4. "Have you worn contact lenses in the past?" A "Yes" answer allows you to ask: "May I ask why you decided to discontinue contact lens wear?" The answer or answers to this question may then enable you to re-fit the patient. This is because the obstacle or obstacles may no longer exist. For example, if the patient says dryness caused him to revert to spectacles, educate him about how the latest lens materials may solve this problem. Again, because you're educating the patient about how the latest technology may benefit him, he won't view you as pushy or making a sales pitch.

A bonus: Even if the patient isn't interested in contact lens wear at the time of this visit, in knowing that you fit contact lenses he'll likely return to you, should he, a family member or friend develop an interest and have questions.

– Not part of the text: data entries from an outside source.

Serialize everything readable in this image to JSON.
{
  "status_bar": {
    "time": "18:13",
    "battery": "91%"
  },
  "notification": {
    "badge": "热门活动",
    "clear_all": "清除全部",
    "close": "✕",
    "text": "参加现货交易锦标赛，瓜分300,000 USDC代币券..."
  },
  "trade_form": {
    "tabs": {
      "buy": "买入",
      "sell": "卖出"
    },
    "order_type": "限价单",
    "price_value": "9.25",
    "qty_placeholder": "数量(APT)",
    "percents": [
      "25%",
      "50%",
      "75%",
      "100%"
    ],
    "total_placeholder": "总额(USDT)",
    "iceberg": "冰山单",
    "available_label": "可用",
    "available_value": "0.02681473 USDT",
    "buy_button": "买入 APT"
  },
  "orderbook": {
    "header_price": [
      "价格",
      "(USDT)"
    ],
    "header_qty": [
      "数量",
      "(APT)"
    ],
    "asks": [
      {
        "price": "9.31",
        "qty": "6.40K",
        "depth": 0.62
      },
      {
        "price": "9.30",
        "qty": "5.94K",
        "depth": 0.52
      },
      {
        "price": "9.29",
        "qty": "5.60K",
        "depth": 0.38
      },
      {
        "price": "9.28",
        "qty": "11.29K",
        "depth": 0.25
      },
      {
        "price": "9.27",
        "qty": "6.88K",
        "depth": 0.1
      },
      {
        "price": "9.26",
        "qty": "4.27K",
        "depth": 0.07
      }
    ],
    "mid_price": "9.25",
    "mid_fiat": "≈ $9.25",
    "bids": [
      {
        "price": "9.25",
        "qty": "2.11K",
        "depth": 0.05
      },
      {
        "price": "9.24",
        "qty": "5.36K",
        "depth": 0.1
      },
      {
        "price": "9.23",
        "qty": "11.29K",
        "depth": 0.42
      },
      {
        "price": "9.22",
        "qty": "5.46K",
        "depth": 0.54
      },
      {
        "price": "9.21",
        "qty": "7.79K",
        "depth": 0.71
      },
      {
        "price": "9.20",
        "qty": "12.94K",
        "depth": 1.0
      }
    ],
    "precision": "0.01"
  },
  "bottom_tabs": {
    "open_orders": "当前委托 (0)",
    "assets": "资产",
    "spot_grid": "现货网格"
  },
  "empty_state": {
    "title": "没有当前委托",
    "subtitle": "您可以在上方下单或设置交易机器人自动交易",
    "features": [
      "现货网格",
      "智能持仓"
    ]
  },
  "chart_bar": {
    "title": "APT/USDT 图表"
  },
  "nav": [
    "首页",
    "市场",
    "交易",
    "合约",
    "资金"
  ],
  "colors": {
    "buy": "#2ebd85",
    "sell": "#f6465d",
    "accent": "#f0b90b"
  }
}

This, in turn, may lead to referrals and future fittings.

2. Educate the patient about his refractive status.

Using the patient's refractive status to initiate a conversation about contact lens wear is logical and, therefore, easy. Because you now know the patient's prescription, he expects you to inform him of his vision correction options.

I often say: "Did you know that you have a prescription which can be relatively simple to correct with contact lenses?" I am still amazed when patients who have as little as 1.00D of regular astigmatism reply: "Really? My previous eye doctor said I'd never be able to wear contact lenses."

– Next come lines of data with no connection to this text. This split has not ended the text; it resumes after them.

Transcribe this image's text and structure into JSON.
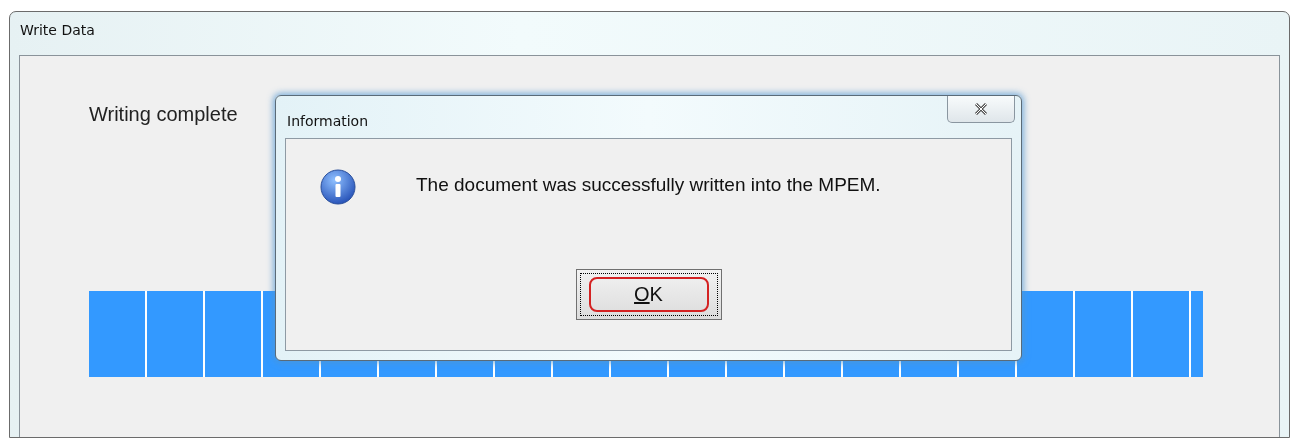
{
  "window": {
    "title": "Write Data"
  },
  "status_text": "Writing complete",
  "progress": {
    "level": 1
  },
  "dialog": {
    "title": "Information",
    "message": "The document was successfully written into the MPEM.",
    "button": {
      "label": "OK",
      "mnemonic_underlined": true,
      "highlighted": true
    }
  }
}
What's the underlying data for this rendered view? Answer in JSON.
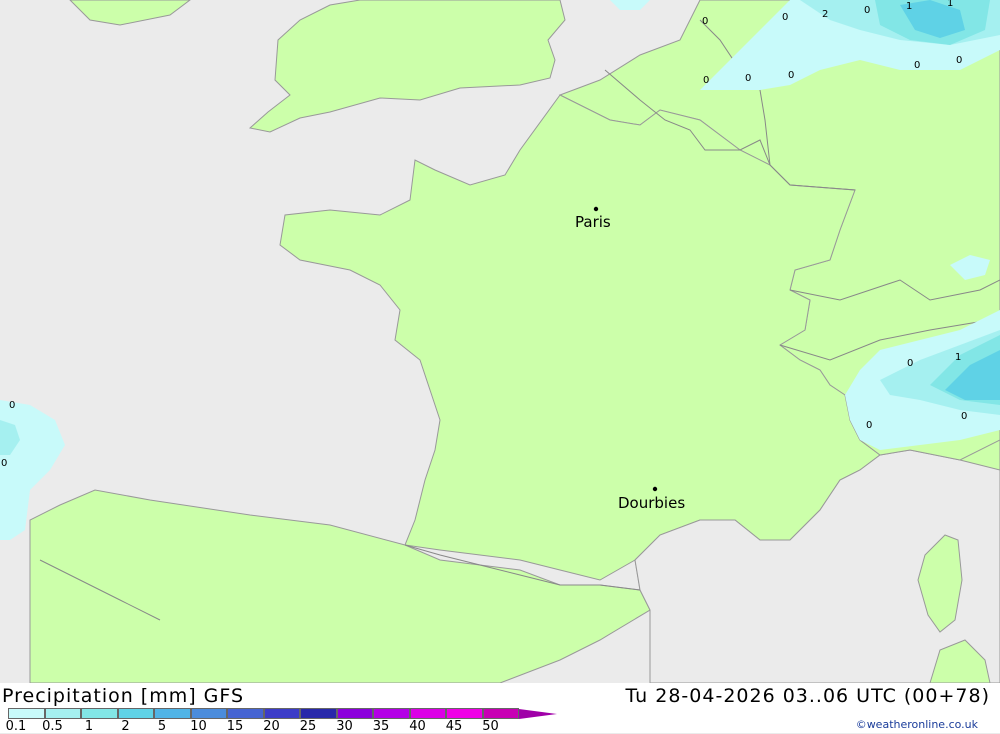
{
  "title": "Precipitation [mm] GFS",
  "datetime": "Tu 28-04-2026 03..06 UTC (00+78)",
  "credit": "©weatheronline.co.uk",
  "cities": [
    {
      "name": "Paris"
    },
    {
      "name": "Dourbies"
    }
  ],
  "precip_labels": [
    "0",
    "2",
    "0",
    "1",
    "1",
    "0",
    "0",
    "0",
    "0",
    "0",
    "0",
    "0",
    "1",
    "0",
    "0",
    "0",
    "0"
  ],
  "scale": {
    "ticks": [
      "0.1",
      "0.5",
      "1",
      "2",
      "5",
      "10",
      "15",
      "20",
      "25",
      "30",
      "35",
      "40",
      "45",
      "50"
    ],
    "colors": [
      "#c8fafa",
      "#a5f0f0",
      "#82e6e6",
      "#5fd2e6",
      "#50b4e6",
      "#4b8cdc",
      "#4664d2",
      "#3c3cc8",
      "#2828aa",
      "#8c00dc",
      "#b400e6",
      "#dc00e6",
      "#f000e6",
      "#c800b4"
    ]
  },
  "colors": {
    "land": "#ccff aa",
    "sea": "#ebebeb"
  }
}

Use this chair time to mention contact lens options as well. I've discovered that for some reason most patients believe contact lens wear is an all-or-nothing endeavor. In other words, they think that contact lenses are made exclusively for all-day use. Dispel this widely believed falsehood by educating patients, particularly those who have ocular sensitivity, such as dry eye and allergies, that occasional wear is indeed an option. I've found that many patients, such as athletes and those who want to be spectacle free for social occasions, greatly appreciate this information.

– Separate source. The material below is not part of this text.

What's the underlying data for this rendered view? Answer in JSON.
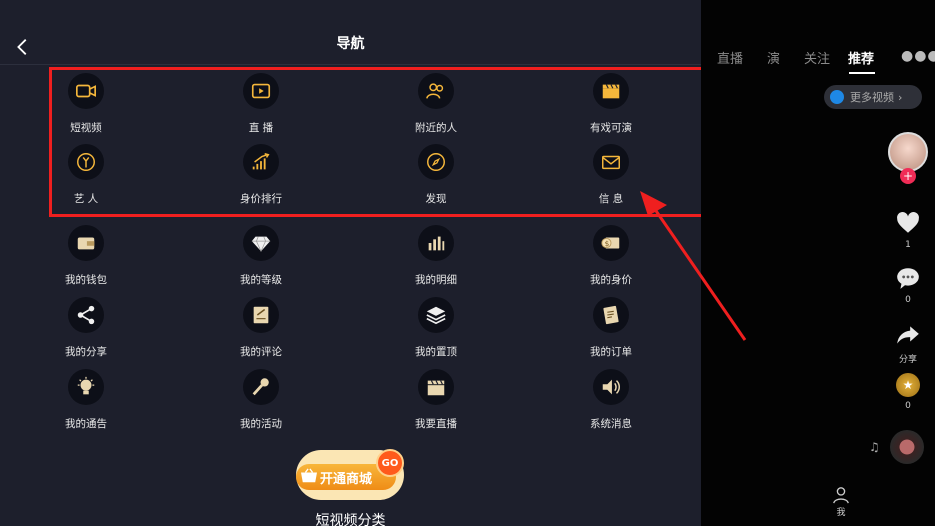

3. Employ industry marketing materials.

Place contact lens company posters, promotional displays and informational brochures in both your reception room and throughout your exam rooms. As with the aforementioned tips, these items provide a non-confrontational way of educating patients about your ability to fit contact lenses. In addition, they often prompt patients to ask related questions, enabling you to discuss contact lens wear as an option.

When a patient has a brochure in his hand while in the exam room waiting for you, it's obvious the patient wants to talk about it. (See "The Danger in Omitting Key Information," below.)

The Danger in Omitting Key Information
After introducing contact lenses to a patient and receiving a positive response, do not fit lenses without also including a discussion of:
• Contact lens fitting fees
• Lens cost
• Lens care cost
• The "challenge" of a prescription, if applicable. (You want to immediately let the patient know that it may take several visits to correct his vision adequately.)
• Lens care regimen (i.e. wearing and lens replacement schedule, solution use, storage case replacement and maintaining hygiene)
By not including these points as part of your initial contact lens discussion, a patient may feel that "selling product" is indeed your motivation and seek his eyecare elsewhere. So, be upfront and educate the patient about all these points from the beginning.

The three aforementioned ice-breakers should alleviate your fears of appearing as a salesman or pushy because they're all linked with the eye exam visit. As a result, patients won't view you as an aggressive vender, but rather as an expert practitioner who wants to provide them with the best eye care. OM

1. CibaVision Data on File 2004

2. Ritson M. Which Patients are More Profitable? This study set out to determine the lifetime profitability of contact lens patients and spectacles patients. Contact Lens Spectrum. 2006;21(3):38-42.


DR. KOVACICH GRADUATED FROM INDIANA UNIVERSITY SCHOOL OF OPTOMETRY AND COMPLETED A HOSPITAL-BASED RESIDENCY AT THE ST. LOUIS VAMC. IN 1998, SHE RETURNED TO IU AS A CLINICAL ASSISTANT PROFESSOR AND IS CO-DIRECTOR OF THE CONTACT LENS CLINIC. E-MAIL HER AT SKOVACH@INDIANA.EDU.

Optometric Management, Issue: January 2009